The rest of the car world seemed to be at Goodwood, basking in dressing up and playing at being vintage. In a small corner of the Shropshire countryside the Vintage Sports Car Club put on a truly vintage event at Loton Park.
Goodwood is, of course, highly successful and rightly so, but my heart is in grassroots motorsport and Loton Park is a wonderful example of this. I have blogged about VSCC hillclimbing here and some of the Club’s other activities here but Loton Park always holds a very special place for me.
It is one of the most picturesque courses I have been too and, whilst Prescott is ‘the’ event everyone wants to go to and has a wonderful garden party atmosphere, Loton is relaxed, has the clubbie feel and feels more like events used to be. I’m not one for unnecessary nostalgia (says she who is heavily involved with vintage cars!!) but the old motto of the Club was ‘the right crowd and no crowding’. Everyone at Loton was there for the love of cars, the competitors all muck in to look after each other and the whole thing has a lovely relaxed atmosphere.
Saturday started off wet with a few heavyish downpours for the unlucky early runners but once the grey sky had passed, the drivers were rewarded with a dry track for the rest of the weekend and even some sunshine on occasion.
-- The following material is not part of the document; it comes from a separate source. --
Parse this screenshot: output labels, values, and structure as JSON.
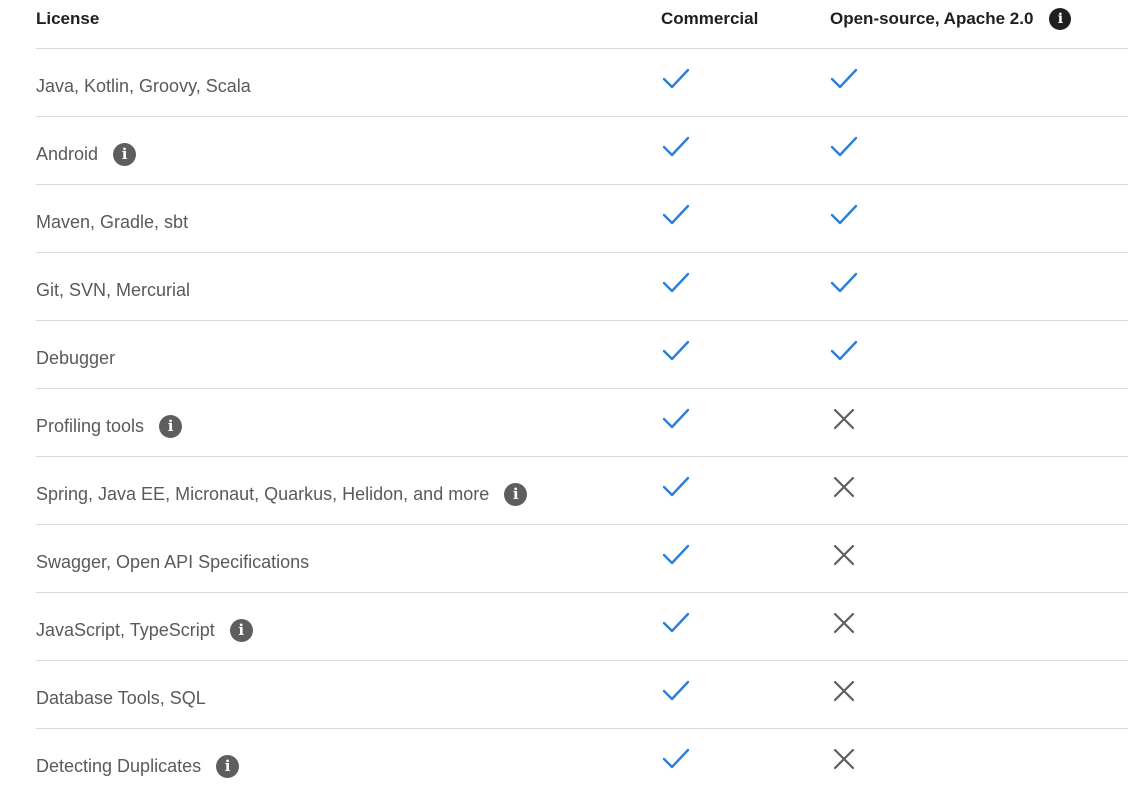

Practice was relatively event free and the time sheet revealed that the fastest pre-war car was some way ahead of his rivals.
Really everyone was waiting for the Saturday night hog roast. Kindly organised by brothers Robin and David Baker who are affectionately known as the Baker Boys, this is a real chance for marshals, competitors and guests to stand round the bar, enjoy some real ale and banter and follow it up with some rather lovey pig rolls. The real highlight of my night was being awarded the annual Baker Boys Trophy, originally awarded for Best Performance in an Aero-Engined Car, it has now grown into a ‘good egg’ trophy. I was absolutely astounded to receive it, especially as there are so many ‘good eggs’ in the Club, as demonstrated by Sunday’s events.
Talking of which, it all started ok, the first car on the hill was an Austin 7 driven by the Club’s new Treasurer and he managed to bag himself a 2nd Handicap award. In fact the day in general went fairly smoothly with people taking a much tidier line around Triangle.
Lunchtime provided an opportunity for competitors to give a cadet a run up the hill as a reward for the cadets undertaking car parking duties.
After lunch, things got a little more difficult. Just out of my sight, Richard Scaldwell had a rather large off in his rather large De Dietrich, however having been checked over by the Doc, he was transferred to hospital in a friend’s camper van so that a cut could be properly cleaned and stitched. Slightly battered and bruised, the biggest dent seems to have been to his wallet for the repairs. A wonderful camaraderie was shown when one competitor towed home the stricken car with another competitor taking home the car of Richard’s wife, who had also been competing. They were by no means the only people to offer to help.
Once the incident had been tidied up, we were back under way, a slightly subdued Mark Walker in his Darraq being the first to tackle the hill, with a class win already in his pocket he had no need to do anything other than drive steady , which he did, even if it didn’t necessarily look like that to the untrained eye. The meeting finished with the very last car (although not vintage) taking Fastest Time of the Day.
Just to prove that the Club is one of equal opportunities, that FTD was by a female driver, Phoebe Rolt, as were a number of other awards, including Jo Blakeney-Edwards (probably more competitive than all the men put together) winning Class 3 and the ever popular Sue Derbyshire (still one of my most respected drivers) taken a 2nd in her class.
Fastest Time of the Day by a Pre-War car was a three way fight and an all-male affair. Favourite before and during the meeting was Julian Grimwade (Frazer Nash Norris Special) who had set the fastest time of the three contenders in practise. Vying to deprive him of the top spot were Tony Lees in his Cognac and Tim Greenhill in his Wolsley. When it came to the final runs, Tony and Tim were in the class before and finished with just 0.2 second difference between them. However they didn’t do quite enough to beat Julian’s morning time of 65.14s, just 0.63s ahead of Phoebe’s morning time. Could he improve and beat the post-war car? He did his bit and improved to 64.85s. As you already know, Phoebe went just that little bit faster to take overall FTD.
Loton Park, as organised by Hagley and District Light Car Club organise a number of events throughout the year, including a round of the British HillClimb Championship. To read more about one of their more modern meetings you can read this piece
So will I be at Loton or Goodwood next year? One has excellent on track action, vintage machinery you can get up close to and is a great day out, the other is in West Sussex . I’ll stick to Loton Park.